Several major Palestinian factions, including Hamas, the Islamic Jihad group and the leftist Popular Front for the Liberation of Palestine (PFLP) refused to participate in Satuday's elections, despite the five-year gap since the last poll.
"The election doesn't carry an enormous amount of weight," Al Jazeera's Harry Fawcett, reporting from Ramallah in the West Bank, said.
"These are relatively minor council elections," Fawcett added. "People here are casting ballots to be represented in terms of local services, road building, building permits."
"The fact that Hamas is boycotting the ballot - that the PFLP and Islamic Jihad are not taking part - really does make this a one-party election, a Fatah election. And so it's hard to take a broad read of Palestinian opinion from these elections."
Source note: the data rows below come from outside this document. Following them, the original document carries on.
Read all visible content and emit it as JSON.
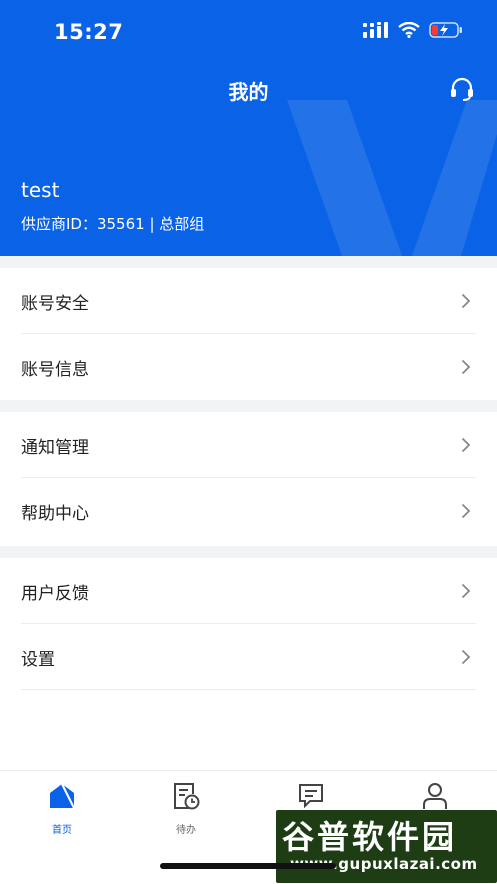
{
  "status_bar": {
    "time": "15:27"
  },
  "header": {
    "title": "我的",
    "user_name": "test",
    "supplier_line": "供应商ID：35561 | 总部组"
  },
  "menu_groups": [
    {
      "items": [
        {
          "label": "账号安全"
        },
        {
          "label": "账号信息"
        }
      ]
    },
    {
      "items": [
        {
          "label": "通知管理"
        },
        {
          "label": "帮助中心"
        }
      ]
    },
    {
      "items": [
        {
          "label": "用户反馈"
        },
        {
          "label": "设置"
        }
      ]
    }
  ],
  "tabbar": {
    "tabs": [
      {
        "label": "首页",
        "icon": "home-icon",
        "active": true
      },
      {
        "label": "待办",
        "icon": "todo-clock-icon",
        "active": false
      },
      {
        "label": "",
        "icon": "message-icon",
        "active": false
      },
      {
        "label": "",
        "icon": "user-icon",
        "active": false
      }
    ]
  },
  "watermark_logo": {
    "line1": "谷普软件园",
    "line2": "www.gupuxlazai.com"
  },
  "colors": {
    "brand": "#0a62e6",
    "background_gap": "#f2f3f5"
  }
}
Fatah, the ruling party in the West Bank, is led by Palestinian President Mahmoud Abbas, who was elected in 2005.
Abbas' presidential term officially ended in 2009, but elections have not been held in Palestine since 2006, when Hamas stood for parliamentary elections and won.
Fatah refused to recognise the vote, and Hamas and Fatah have since 2007 ruled the Gaza Strip and the West Bank, respectively.
Efforts to create a unity government have been numerous, but faltered each time. Both parties have also blamed one another for their failure to hold elections together.
"There is a fairly widely held opinion here that the longer these two rival factions continue to run their own separate parts of geography - in their own systems, along their own lines - the harder it will be in the longrun to bridge that divide," Fawcett said.
A student election on Wednesday at Birzeit University in the West Bank, considered more indicative of the overall mood of Palestinians living in the occupied territories, resulted in a victory for a party considered ideologically aligned with Hamas.